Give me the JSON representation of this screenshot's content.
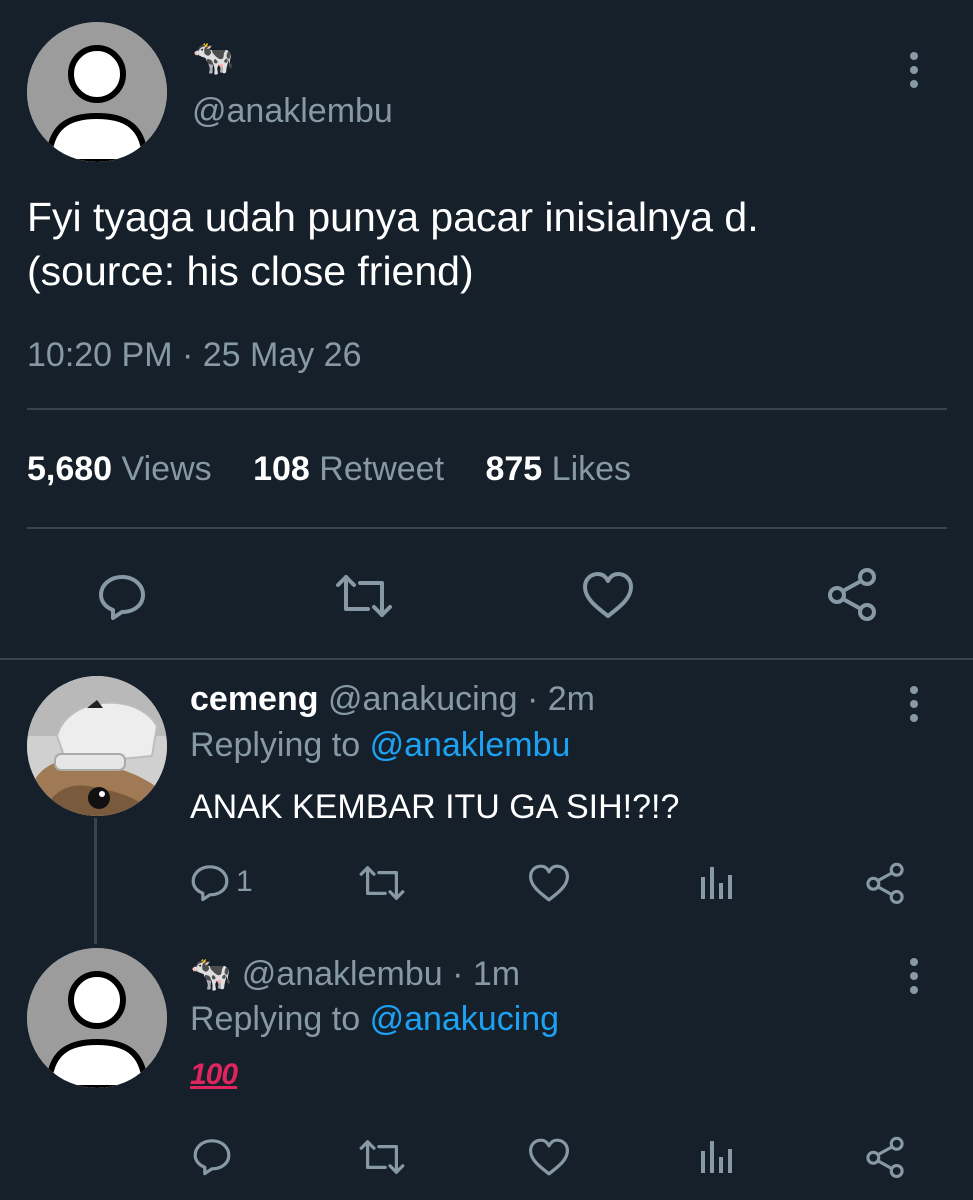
{
  "main_tweet": {
    "user_emoji": "🐄",
    "handle": "@anaklembu",
    "text_line1": "Fyi tyaga udah punya pacar inisialnya d.",
    "text_line2": "(source: his close friend)",
    "timestamp": "10:20 PM · 25 May 26",
    "stats": {
      "views_count": "5,680",
      "views_label": "Views",
      "retweet_count": "108",
      "retweet_label": "Retweet",
      "likes_count": "875",
      "likes_label": "Likes"
    },
    "actions": [
      "reply-icon",
      "retweet-icon",
      "like-icon",
      "share-icon"
    ]
  },
  "replies": [
    {
      "name": "cemeng",
      "handle": "@anakucing",
      "time": "· 2m",
      "replying_prefix": "Replying to",
      "replying_to": "@anaklembu",
      "text": "ANAK KEMBAR ITU GA SIH!?!?",
      "reply_count": "1"
    },
    {
      "user_emoji": "🐄",
      "handle": "@anaklembu",
      "time": "· 1m",
      "replying_prefix": "Replying to",
      "replying_to": "@anakucing",
      "text": "100"
    }
  ],
  "colors": {
    "background": "#15202b",
    "muted": "#8899a6",
    "link": "#1da1f2",
    "divider": "#38444d",
    "hundred": "#e0245e"
  }
}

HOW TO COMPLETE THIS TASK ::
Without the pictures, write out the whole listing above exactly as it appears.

EXERCISE RESULT ::
Give me the JSON representation of this screenshot's content.
{
  "main_tweet": {
    "user_emoji": "🐄",
    "handle": "@anaklembu",
    "text_line1": "Fyi tyaga udah punya pacar inisialnya d.",
    "text_line2": "(source: his close friend)",
    "timestamp": "10:20 PM · 25 May 26",
    "stats": {
      "views_count": "5,680",
      "views_label": "Views",
      "retweet_count": "108",
      "retweet_label": "Retweet",
      "likes_count": "875",
      "likes_label": "Likes"
    },
    "actions": [
      "reply-icon",
      "retweet-icon",
      "like-icon",
      "share-icon"
    ]
  },
  "replies": [
    {
      "name": "cemeng",
      "handle": "@anakucing",
      "time": "· 2m",
      "replying_prefix": "Replying to",
      "replying_to": "@anaklembu",
      "text": "ANAK KEMBAR ITU GA SIH!?!?",
      "reply_count": "1"
    },
    {
      "user_emoji": "🐄",
      "handle": "@anaklembu",
      "time": "· 1m",
      "replying_prefix": "Replying to",
      "replying_to": "@anakucing",
      "text": "100"
    }
  ],
  "colors": {
    "background": "#15202b",
    "muted": "#8899a6",
    "link": "#1da1f2",
    "divider": "#38444d",
    "hundred": "#e0245e"
  }
}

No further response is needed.